1. Start by thinking about where to get your plan
if you can get dental insurance through your employer, you should begin there: companies get lower group rates because they buy benefits for many employees at once. Group plans often feature higher service and dental coverage levels. The company may also pay a portion of the costs, making it an even better value for employees. Don't have an employer? You may also be able to get group insurance coverage through a professional association or other membership group.
If you need to get a dental insurance policy as an individual, that's okay too. It's still affordable – and many companies, such as Guardian, let you compare and buy coverage conveniently online. Dental plans are also available on each state's health care exchange – but to get a dental plan, you typically must first purchase regular health insurance on the exchange.
2. Think about your budget
Many large providers (including Guardian) have different tiers of Dental PPO plans. Some also offer a Dental HMO plan. If you need to keep monthly costs down, consider a DHMO or an entry-tier DPPO plan that lets you use any dentist in network and get coverage for cleanings and basic procedures.
3. Consider your dental care needs
If you've never had oral health problems, a basic, entry-tier plan may be a good choice. But if you or your spouse have had issues – or you have kids – then you should look into getting a mid or top-tier plan with more benefits and coverage for things like braces. The higher monthly premium amount may more than offset savings on major procedures.
4. Decide whether it's important to see your current dentist
If you have a dentist you want to stay with, look to see if they are in-network. Guardian has an online provider search tool that makes it easy. Remember, since DPPO networks are larger than DHMO networks, there's a greater chance your dentist is in a DPPO.
5. Compare the features of the plans you're considering
Look at the premiums, deductible, coinsurance, and annual maximum and plan summary to understand all the plan's costs. Also, you should pay attention to things such as:
- Types of services and treatments covered
- Waiting periods
- Primary dentist requirement
If you're buying online, those types of details should be displayed in a simple and clear manner to help you make a well-informed choice.
How does dental insurance work?
Like standard health insurance policies, you pay a monthly premium for dental coverage, and the insurance company helps pay for your care. However, since most dental service and treatment is preventive, dental insurance plans typically focus on preventive and basic procedures. While some basic entry-tier plans only cover that type of service, there are many top-tier full coverage dental plans that cover more costly procedures such as root canals and crowns.

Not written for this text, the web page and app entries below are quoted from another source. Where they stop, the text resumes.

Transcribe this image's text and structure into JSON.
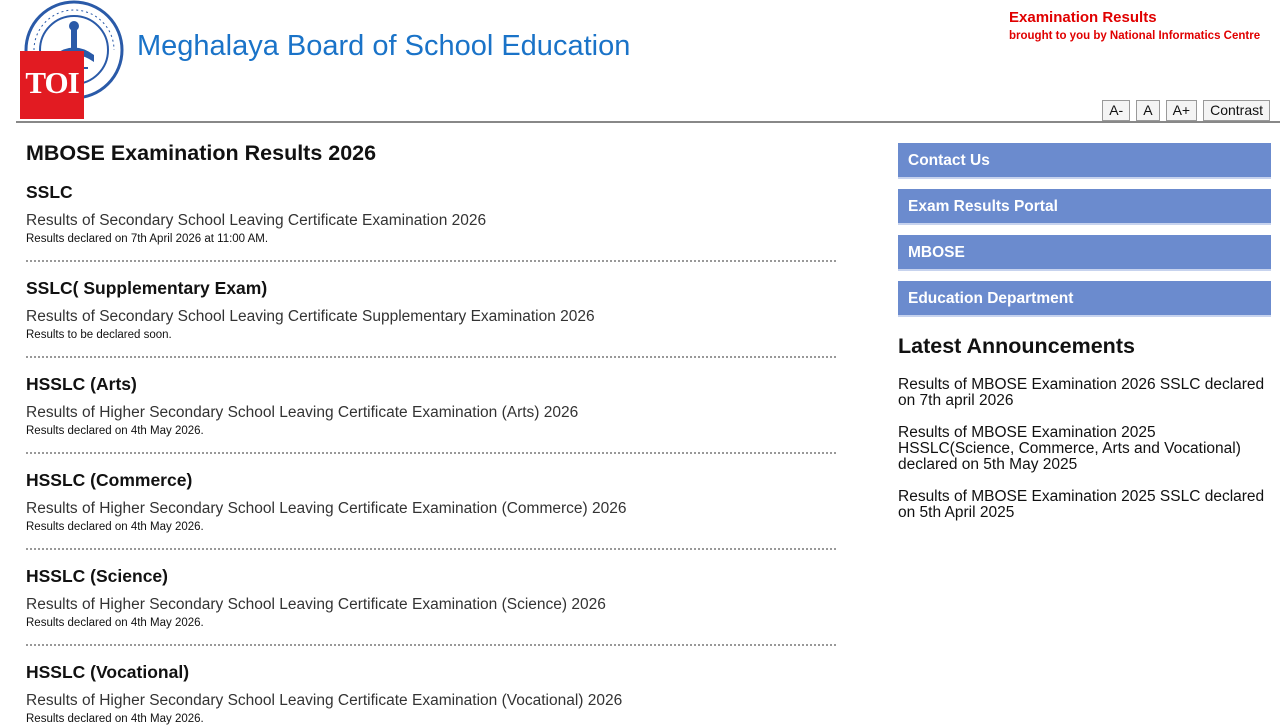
{
  "header": {
    "site_title": "Meghalaya Board of School Education",
    "toi_badge": "TOI",
    "exam_results": "Examination Results",
    "nic_credit": "brought to you by National Informatics Centre",
    "font_controls": [
      "A-",
      "A",
      "A+",
      "Contrast"
    ]
  },
  "main": {
    "heading": "MBOSE Examination Results 2026",
    "results": [
      {
        "title": "SSLC",
        "link": "Results of Secondary School Leaving Certificate Examination 2026",
        "status": "Results declared on 7th April 2026 at 11:00 AM."
      },
      {
        "title": "SSLC( Supplementary Exam)",
        "link": "Results of Secondary School Leaving Certificate Supplementary Examination 2026",
        "status": "Results to be declared soon."
      },
      {
        "title": "HSSLC (Arts)",
        "link": "Results of Higher Secondary School Leaving Certificate Examination (Arts) 2026",
        "status": "Results declared on 4th May 2026."
      },
      {
        "title": "HSSLC (Commerce)",
        "link": "Results of Higher Secondary School Leaving Certificate Examination (Commerce) 2026",
        "status": "Results declared on 4th May 2026."
      },
      {
        "title": "HSSLC (Science)",
        "link": "Results of Higher Secondary School Leaving Certificate Examination (Science) 2026",
        "status": "Results declared on 4th May 2026."
      },
      {
        "title": "HSSLC (Vocational)",
        "link": "Results of Higher Secondary School Leaving Certificate Examination (Vocational) 2026",
        "status": "Results declared on 4th May 2026."
      }
    ]
  },
  "sidebar": {
    "nav": [
      "Contact Us",
      "Exam Results Portal",
      "MBOSE",
      "Education Department"
    ],
    "announcements_heading": "Latest Announcements",
    "announcements": [
      "Results of MBOSE Examination 2026 SSLC declared on 7th april 2026",
      "Results of MBOSE Examination 2025 HSSLC(Science, Commerce, Arts and Vocational) declared on 5th May 2025",
      "Results of MBOSE Examination 2025 SSLC declared on 5th April 2025"
    ]
  },
  "colors": {
    "title_blue": "#1a73c8",
    "alert_red": "#e00000",
    "nav_blue": "#6b8bce",
    "toi_red": "#e21b22"
  }
}
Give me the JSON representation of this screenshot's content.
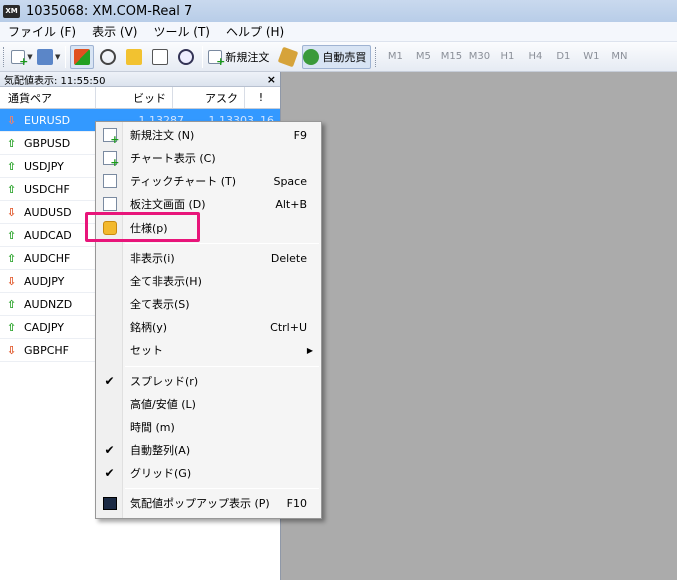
{
  "window": {
    "title": "1035068: XM.COM-Real 7",
    "logo_text": "XM"
  },
  "menubar": [
    "ファイル (F)",
    "表示 (V)",
    "ツール (T)",
    "ヘルプ (H)"
  ],
  "toolbar": {
    "new_order_label": "新規注文",
    "auto_trade_label": "自動売買",
    "timeframes": [
      "M1",
      "M5",
      "M15",
      "M30",
      "H1",
      "H4",
      "D1",
      "W1",
      "MN"
    ]
  },
  "panel": {
    "header": "気配値表示: 11:55:50",
    "close": "×",
    "columns": {
      "symbol": "通貨ペア",
      "bid": "ビッド",
      "ask": "アスク",
      "spread": "!"
    },
    "rows": [
      {
        "symbol": "EURUSD",
        "dir": "down",
        "bid": "1.13287",
        "ask": "1.13303",
        "spread": "16",
        "selected": true
      },
      {
        "symbol": "GBPUSD",
        "dir": "up"
      },
      {
        "symbol": "USDJPY",
        "dir": "up"
      },
      {
        "symbol": "USDCHF",
        "dir": "up"
      },
      {
        "symbol": "AUDUSD",
        "dir": "down"
      },
      {
        "symbol": "AUDCAD",
        "dir": "up"
      },
      {
        "symbol": "AUDCHF",
        "dir": "up"
      },
      {
        "symbol": "AUDJPY",
        "dir": "down"
      },
      {
        "symbol": "AUDNZD",
        "dir": "up"
      },
      {
        "symbol": "CADJPY",
        "dir": "up"
      },
      {
        "symbol": "GBPCHF",
        "dir": "down"
      }
    ]
  },
  "context_menu": {
    "items": [
      {
        "label": "新規注文 (N)",
        "shortcut": "F9",
        "icon": "new-order-icon"
      },
      {
        "label": "チャート表示 (C)",
        "shortcut": "",
        "icon": "chart-window-icon"
      },
      {
        "label": "ティックチャート (T)",
        "shortcut": "Space",
        "icon": "tick-chart-icon"
      },
      {
        "label": "板注文画面 (D)",
        "shortcut": "Alt+B",
        "icon": "depth-of-market-icon"
      },
      {
        "label": "仕様(p)",
        "shortcut": "",
        "icon": "specification-icon",
        "highlighted": true
      },
      {
        "label": "非表示(i)",
        "shortcut": "Delete"
      },
      {
        "label": "全て非表示(H)",
        "shortcut": ""
      },
      {
        "label": "全て表示(S)",
        "shortcut": ""
      },
      {
        "label": "銘柄(y)",
        "shortcut": "Ctrl+U"
      },
      {
        "label": "セット",
        "shortcut": "",
        "submenu": true
      },
      {
        "label": "スプレッド(r)",
        "checked": true
      },
      {
        "label": "高値/安値 (L)",
        "checked": false
      },
      {
        "label": "時間 (m)",
        "checked": false
      },
      {
        "label": "自動整列(A)",
        "checked": true
      },
      {
        "label": "グリッド(G)",
        "checked": true
      },
      {
        "label": "気配値ポップアップ表示 (P)",
        "shortcut": "F10",
        "icon": "popup-prices-icon"
      }
    ]
  },
  "colors": {
    "highlight_box": "#e8157a",
    "selection": "#3399ff",
    "up": "#22a022",
    "down": "#e05020"
  }
}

What is the best dental insurance?
The best dental insurance for you is the plan that lets you see a dentist you like and trust, covers the treatments you and your family are likely to need, with premiums, coinsurance or co-pays that work within your budget. Your best value may be a policy through work, but affordable plans with good coverage are also available to individuals.
What is traditional dental insurance?
Indemnity plans are sometimes called "traditional" dental insurance. These types of plans don't typically have a network. You can typically go to any dentist, and the insurance company reimburses a percentage of your dental expenses. Indemnity plans are becoming harder to find than DPPO and DHMO plans.
Can I purchase dental insurance on my own?
How much is dental insurance per month?
Rates vary by age and state, but as an example, a 40-year-old individual in New York can get a basic entry-tier plan for just over $20/month. A comprehensive top-tier plan with coverage for braces and major procedures can be purchased for just under $50/month.
Are dental plans worth the money?
Guardian claims data shows that dental plan members who received regular preventive care (i.e., received an oral exam and cleaning at least once a year) required less major dental services and, consequently, experienced lower out-of-pocket costs over a three-year period.